Dennis Nagelkirk is a multi-disciplined artist with a broad creative portfolio of drawing, painting, writing, graphic design, photography and documentary filmmaking.
Dennis wanted his work to speak for itself so CurlyHost attempted to frame the work without overwhelming the viewer. The result is easy navigation with small flashes of web-design that won’t overpower the artist’s work, but rather compliments it.
“I was stuck in a factory…”
“I started drawing and dabbling with paint in high school. I had plans to take it further in college but I became a father during my senior year of high school. I had to find art instruction in other more flexible and affordable ways.
“I was stuck in a factory for the first 11 years of my adult life. I paid my bills, paid child support and bought a shitty, rundown house in my hometown. It was a money pit, but it secured my relationship with my son– it was two blocks from his grade school and he could walk home almost every day.
“Right before I turned 30, I made the brave leap to quit my job and pursue schooling and freelance creative work. I was fully prepared to lose everything to do what I was meant to do.
“My first paid documentary gig was for an organization that took in teenage girls in transition situations. I interviewed girls who’d been through hell and back: sexual abuse, drugs, legal trouble, deported parents, prostitution… They were painful stories, coming from hopeful and bright teenagers. It was crazy. My film was only supposed to be 3 minutes long, but it ended up being over 10 minutes. I’m still very proud of it. It was more than I bargained for, but the experience was life-changing.
“From there I began picking up other little jobs, increasing my skills, the quality, and my equipment along the way. Currently, I’m able to make a consistent living writing, filming, editing, designing, photographing, drawing and painting. I don’t ever struggle to find work. It’s pretty amazing.”
“I’m incredibly grateful that I get to be freelance.”

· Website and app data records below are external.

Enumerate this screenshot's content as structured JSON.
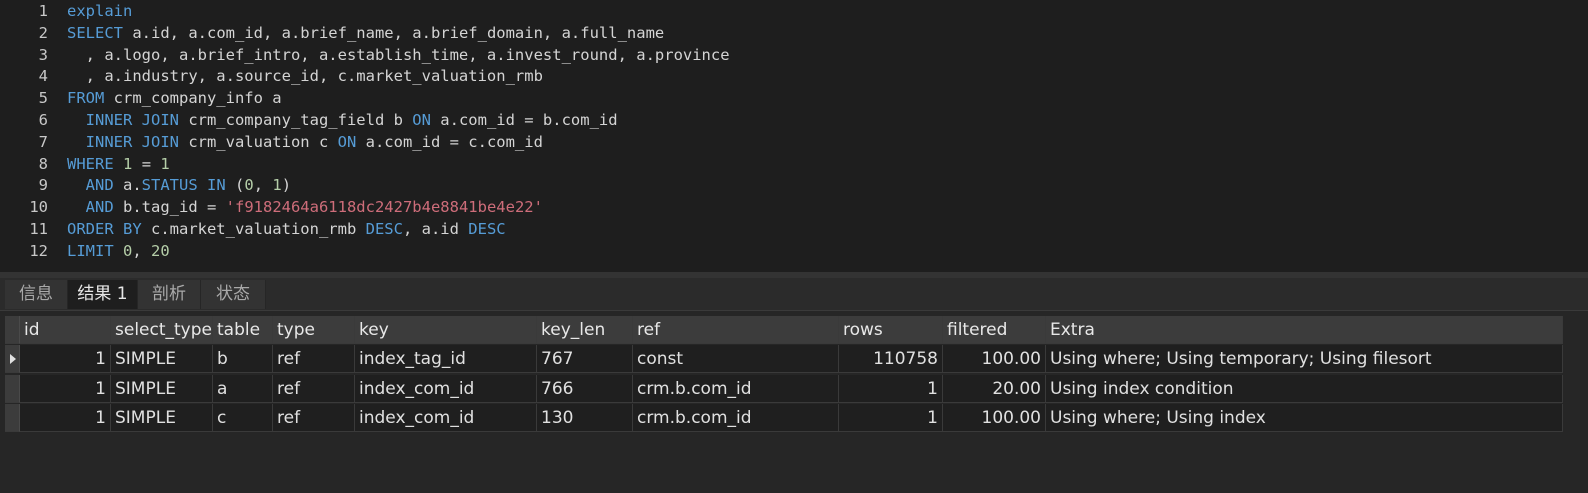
{
  "editor": {
    "lines": [
      {
        "n": "1",
        "tokens": [
          {
            "t": "explain",
            "c": "kw"
          }
        ]
      },
      {
        "n": "2",
        "tokens": [
          {
            "t": "SELECT",
            "c": "kw"
          },
          {
            "t": " a.id, a.com_id, a.brief_name, a.brief_domain, a.full_name",
            "c": "plain"
          }
        ]
      },
      {
        "n": "3",
        "tokens": [
          {
            "t": "  , a.logo, a.brief_intro, a.establish_time, a.invest_round, a.province",
            "c": "plain"
          }
        ]
      },
      {
        "n": "4",
        "tokens": [
          {
            "t": "  , a.industry, a.source_id, c.market_valuation_rmb",
            "c": "plain"
          }
        ]
      },
      {
        "n": "5",
        "tokens": [
          {
            "t": "FROM",
            "c": "kw"
          },
          {
            "t": " crm_company_info a",
            "c": "plain"
          }
        ]
      },
      {
        "n": "6",
        "tokens": [
          {
            "t": "  INNER JOIN",
            "c": "kw"
          },
          {
            "t": " crm_company_tag_field b ",
            "c": "plain"
          },
          {
            "t": "ON",
            "c": "kw"
          },
          {
            "t": " a.com_id = b.com_id",
            "c": "plain"
          }
        ]
      },
      {
        "n": "7",
        "tokens": [
          {
            "t": "  INNER JOIN",
            "c": "kw"
          },
          {
            "t": " crm_valuation c ",
            "c": "plain"
          },
          {
            "t": "ON",
            "c": "kw"
          },
          {
            "t": " a.com_id = c.com_id",
            "c": "plain"
          }
        ]
      },
      {
        "n": "8",
        "tokens": [
          {
            "t": "WHERE",
            "c": "kw"
          },
          {
            "t": " ",
            "c": "plain"
          },
          {
            "t": "1",
            "c": "num"
          },
          {
            "t": " = ",
            "c": "plain"
          },
          {
            "t": "1",
            "c": "num"
          }
        ]
      },
      {
        "n": "9",
        "tokens": [
          {
            "t": "  AND",
            "c": "kw"
          },
          {
            "t": " a.",
            "c": "plain"
          },
          {
            "t": "STATUS",
            "c": "kw"
          },
          {
            "t": " ",
            "c": "plain"
          },
          {
            "t": "IN",
            "c": "kw"
          },
          {
            "t": " (",
            "c": "plain"
          },
          {
            "t": "0",
            "c": "num"
          },
          {
            "t": ", ",
            "c": "plain"
          },
          {
            "t": "1",
            "c": "num"
          },
          {
            "t": ")",
            "c": "plain"
          }
        ]
      },
      {
        "n": "10",
        "tokens": [
          {
            "t": "  AND",
            "c": "kw"
          },
          {
            "t": " b.tag_id = ",
            "c": "plain"
          },
          {
            "t": "'f9182464a6118dc2427b4e8841be4e22'",
            "c": "str"
          }
        ]
      },
      {
        "n": "11",
        "tokens": [
          {
            "t": "ORDER BY",
            "c": "kw"
          },
          {
            "t": " c.market_valuation_rmb ",
            "c": "plain"
          },
          {
            "t": "DESC",
            "c": "kw"
          },
          {
            "t": ", a.id ",
            "c": "plain"
          },
          {
            "t": "DESC",
            "c": "kw"
          }
        ]
      },
      {
        "n": "12",
        "tokens": [
          {
            "t": "LIMIT",
            "c": "kw"
          },
          {
            "t": " ",
            "c": "plain"
          },
          {
            "t": "0",
            "c": "num"
          },
          {
            "t": ", ",
            "c": "plain"
          },
          {
            "t": "20",
            "c": "num"
          }
        ]
      }
    ]
  },
  "tabs": [
    {
      "label": "信息",
      "active": false
    },
    {
      "label": "结果 1",
      "active": true
    },
    {
      "label": "剖析",
      "active": false
    },
    {
      "label": "状态",
      "active": false
    }
  ],
  "results": {
    "columns": [
      "id",
      "select_type",
      "table",
      "type",
      "key",
      "key_len",
      "ref",
      "rows",
      "filtered",
      "Extra"
    ],
    "rows": [
      [
        "1",
        "SIMPLE",
        "b",
        "ref",
        "index_tag_id",
        "767",
        "const",
        "110758",
        "100.00",
        "Using where; Using temporary; Using filesort"
      ],
      [
        "1",
        "SIMPLE",
        "a",
        "ref",
        "index_com_id",
        "766",
        "crm.b.com_id",
        "1",
        "20.00",
        "Using index condition"
      ],
      [
        "1",
        "SIMPLE",
        "c",
        "ref",
        "index_com_id",
        "130",
        "crm.b.com_id",
        "1",
        "100.00",
        "Using where; Using index"
      ]
    ],
    "selected_row": 0
  }
}
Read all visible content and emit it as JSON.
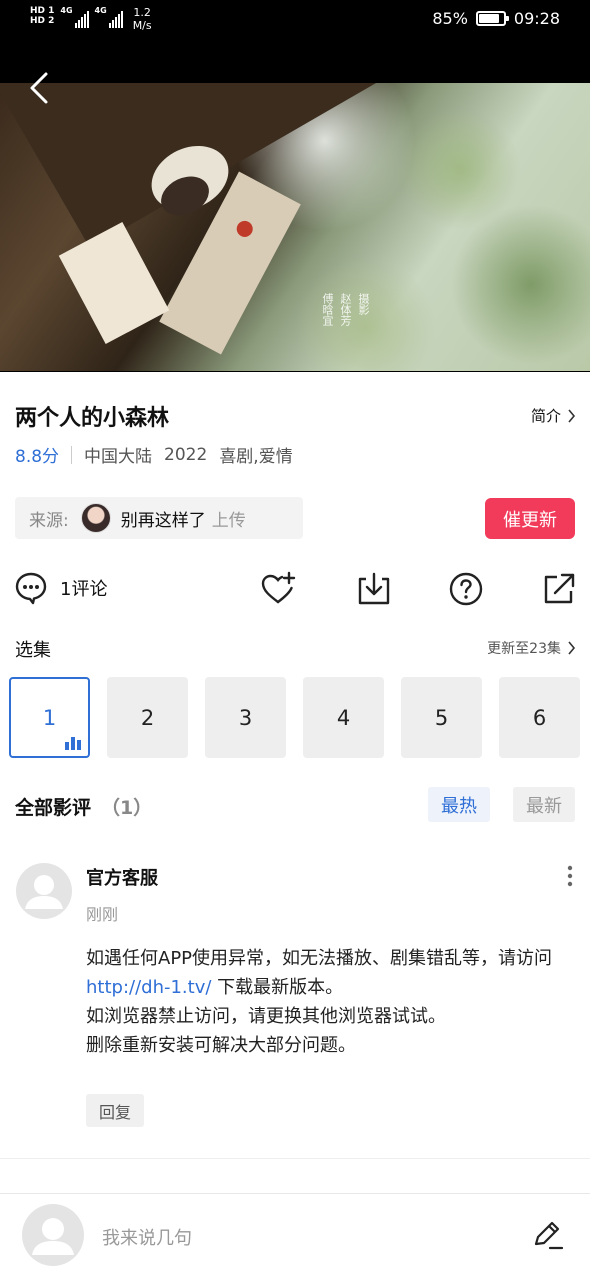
{
  "status_bar": {
    "sim1": "HD 1",
    "sim2": "HD 2",
    "net1": "4G",
    "net2": "4G",
    "speed_value": "1.2",
    "speed_unit": "M/s",
    "battery_percent": "85%",
    "battery_level": 0.85,
    "time": "09:28"
  },
  "video": {
    "credit_lines": [
      "摄",
      "影",
      "赵",
      "体",
      "芳",
      "傅",
      "晗",
      "宜"
    ]
  },
  "show": {
    "title": "两个人的小森林",
    "intro_label": "简介",
    "score": "8.8分",
    "region": "中国大陆",
    "year": "2022",
    "genres": "喜剧,爱情"
  },
  "source": {
    "label": "来源:",
    "uploader": "别再这样了",
    "upload_label": "上传",
    "urge_button": "催更新"
  },
  "actions": {
    "comment_count": "1评论"
  },
  "episodes": {
    "title": "选集",
    "update_label": "更新至23集",
    "items": [
      "1",
      "2",
      "3",
      "4",
      "5",
      "6"
    ],
    "active_index": 0
  },
  "reviews": {
    "title": "全部影评",
    "count": "（1）",
    "sort_hot": "最热",
    "sort_new": "最新",
    "items": [
      {
        "name": "官方客服",
        "time": "刚刚",
        "line1": "如遇任何APP使用异常，如无法播放、剧集错乱等，请访问",
        "link": "http://dh-1.tv/",
        "line2": " 下载最新版本。",
        "line3": "如浏览器禁止访问，请更换其他浏览器试试。",
        "line4": "删除重新安装可解决大部分问题。",
        "reply": "回复"
      }
    ]
  },
  "bottom_bar": {
    "input_placeholder": "我来说几句"
  }
}
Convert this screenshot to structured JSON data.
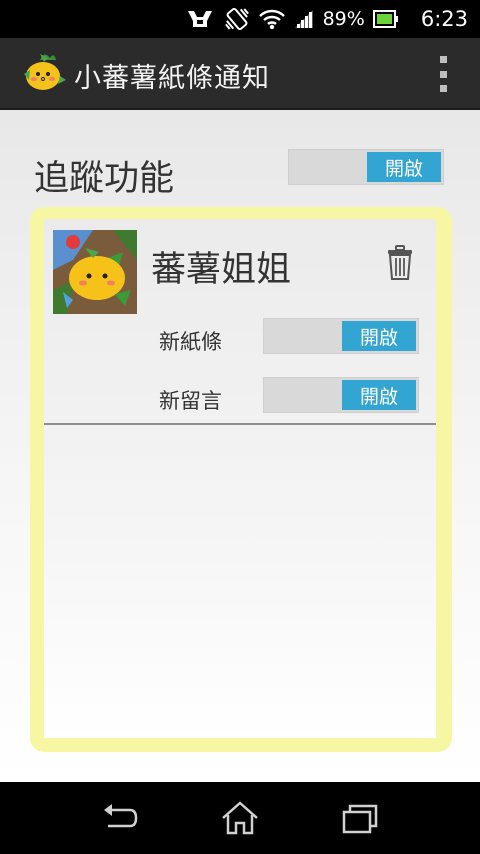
{
  "status_bar": {
    "battery": "89%",
    "time": "6:23",
    "icons": [
      "usb-debug-icon",
      "vibrate-icon",
      "wifi-icon",
      "signal-icon",
      "battery-icon"
    ]
  },
  "action_bar": {
    "title": "小蕃薯紙條通知",
    "logo": "sweet-potato-logo",
    "menu_icon": "overflow-menu-icon",
    "background": "#2b2b2b"
  },
  "tracking": {
    "label": "追蹤功能",
    "toggle_label": "開啟"
  },
  "contact": {
    "name": "蕃薯姐姐",
    "avatar": "sweet-potato-avatar",
    "delete_icon": "trash-icon",
    "settings": [
      {
        "label": "新紙條",
        "toggle_label": "開啟"
      },
      {
        "label": "新留言",
        "toggle_label": "開啟"
      }
    ]
  },
  "colors": {
    "accent": "#33a5d2",
    "card_border": "#f7f7a3",
    "toggle_track": "#d9d9d9"
  },
  "nav_bar": {
    "icons": [
      "back-icon",
      "home-icon",
      "recent-apps-icon"
    ]
  }
}
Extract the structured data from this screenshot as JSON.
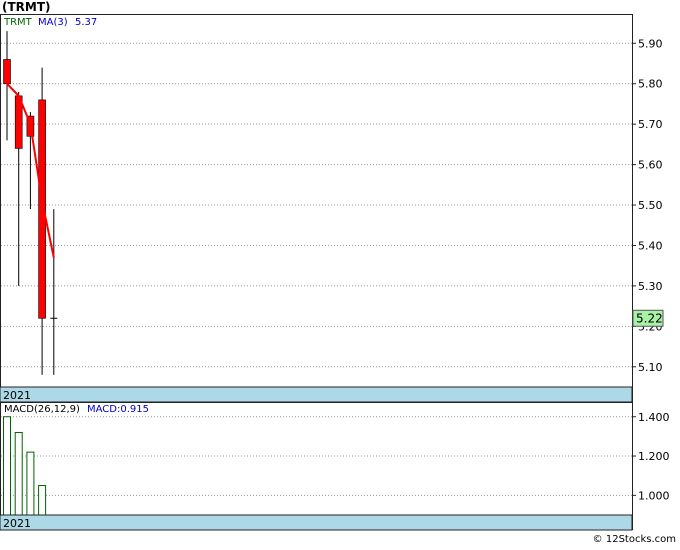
{
  "title": "(TRMT)",
  "legend": {
    "symbol": "TRMT",
    "ma_label": "MA(3)",
    "ma_value": "5.37"
  },
  "last_price": "5.22",
  "year_label": "2021",
  "macd_legend": {
    "label": "MACD(26,12,9)",
    "value_label": "MACD:0.915"
  },
  "footer": "© 12Stocks.com",
  "colors": {
    "down": "#ff0000",
    "ma": "#ff0000",
    "macd_bar": "#006400",
    "symbol_text": "#006400",
    "ma_text": "#0000cc",
    "year_band": "#add8e6",
    "last_price_badge": "#a7f2a7"
  },
  "chart_data": [
    {
      "type": "candlestick",
      "title": "(TRMT)",
      "ylim": [
        5.05,
        5.97
      ],
      "yticks": [
        "5.10",
        "5.20",
        "5.30",
        "5.40",
        "5.50",
        "5.60",
        "5.70",
        "5.80",
        "5.90"
      ],
      "grid": true,
      "candles": [
        {
          "open": 5.86,
          "high": 5.93,
          "low": 5.66,
          "close": 5.8
        },
        {
          "open": 5.77,
          "high": 5.78,
          "low": 5.3,
          "close": 5.64
        },
        {
          "open": 5.72,
          "high": 5.73,
          "low": 5.49,
          "close": 5.67
        },
        {
          "open": 5.76,
          "high": 5.84,
          "low": 5.08,
          "close": 5.22
        },
        {
          "open": 5.22,
          "high": 5.49,
          "low": 5.08,
          "close": 5.22
        }
      ],
      "ma": {
        "name": "MA(3)",
        "values": [
          5.8,
          5.77,
          5.7,
          5.51,
          5.37
        ]
      },
      "last_value": 5.22
    },
    {
      "type": "bar",
      "title": "MACD(26,12,9)",
      "ylim": [
        0.9,
        1.47
      ],
      "yticks": [
        "1.000",
        "1.200",
        "1.400"
      ],
      "grid": true,
      "values": [
        1.4,
        1.32,
        1.22,
        1.05
      ],
      "last_value": 0.915
    }
  ]
}
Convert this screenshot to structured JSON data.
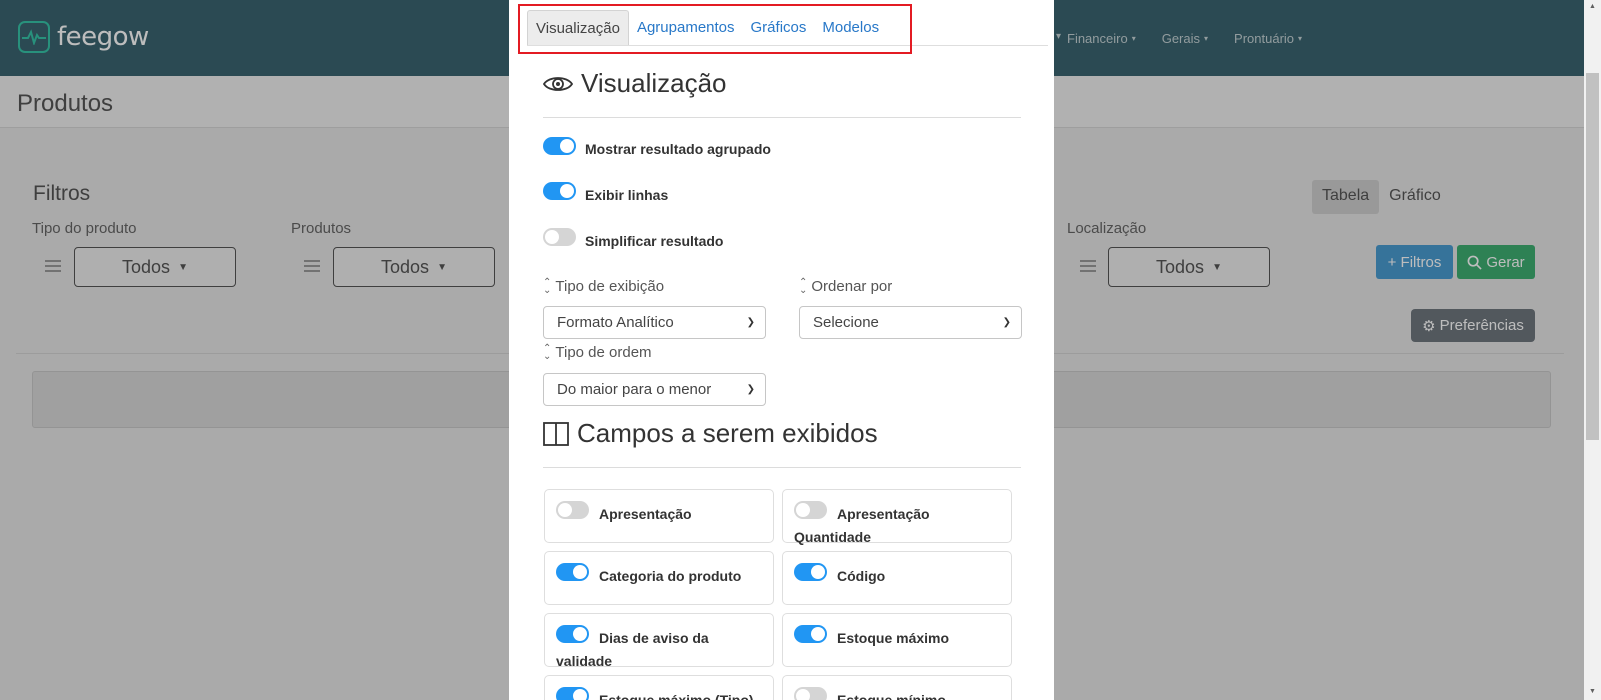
{
  "app": {
    "logo_text": "feegow"
  },
  "topnav": [
    {
      "label": "Financeiro"
    },
    {
      "label": "Gerais"
    },
    {
      "label": "Prontuário"
    }
  ],
  "page": {
    "title": "Produtos"
  },
  "filters": {
    "title": "Filtros",
    "fields": [
      {
        "label": "Tipo do produto",
        "value": "Todos"
      },
      {
        "label": "Produtos",
        "value": "Todos"
      },
      {
        "label": "Localização",
        "value": "Todos"
      }
    ],
    "view_toggle": {
      "tabela": "Tabela",
      "grafico": "Gráfico"
    },
    "add_filters": "+ Filtros",
    "generate": "Gerar",
    "preferences": "Preferências"
  },
  "modal": {
    "tabs": [
      {
        "label": "Visualização"
      },
      {
        "label": "Agrupamentos"
      },
      {
        "label": "Gráficos"
      },
      {
        "label": "Modelos"
      }
    ],
    "visualizacao": {
      "title": "Visualização",
      "options": [
        {
          "label": "Mostrar resultado agrupado",
          "on": true
        },
        {
          "label": "Exibir linhas",
          "on": true
        },
        {
          "label": "Simplificar resultado",
          "on": false
        }
      ],
      "tipo_exibicao": {
        "label": "Tipo de exibição",
        "value": "Formato Analítico"
      },
      "ordenar_por": {
        "label": "Ordenar por",
        "value": "Selecione"
      },
      "tipo_ordem": {
        "label": "Tipo de ordem",
        "value": "Do maior para o menor"
      }
    },
    "campos": {
      "title": "Campos a serem exibidos",
      "items": [
        {
          "label": "Apresentação",
          "on": false
        },
        {
          "label": "Apresentação Quantidade",
          "on": false
        },
        {
          "label": "Categoria do produto",
          "on": true
        },
        {
          "label": "Código",
          "on": true
        },
        {
          "label": "Dias de aviso da validade",
          "on": true
        },
        {
          "label": "Estoque máximo",
          "on": true
        },
        {
          "label": "Estoque máximo (Tipo)",
          "on": true
        },
        {
          "label": "Estoque mínimo",
          "on": false
        }
      ]
    }
  },
  "colors": {
    "topbar": "#3b6470",
    "accent": "#2196f3",
    "highlight": "#e31b23",
    "link": "#2878c8"
  }
}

“My advice is to live frugally and work hard. You might work 60 to 70 hours a week for years, just investing in your craft. Put your profits into your business, and not your standard of living. Play the long game and look at the big picture. Now that I have a dynamic portfolio and a great website, I’m overwhelmed with new opportunities.”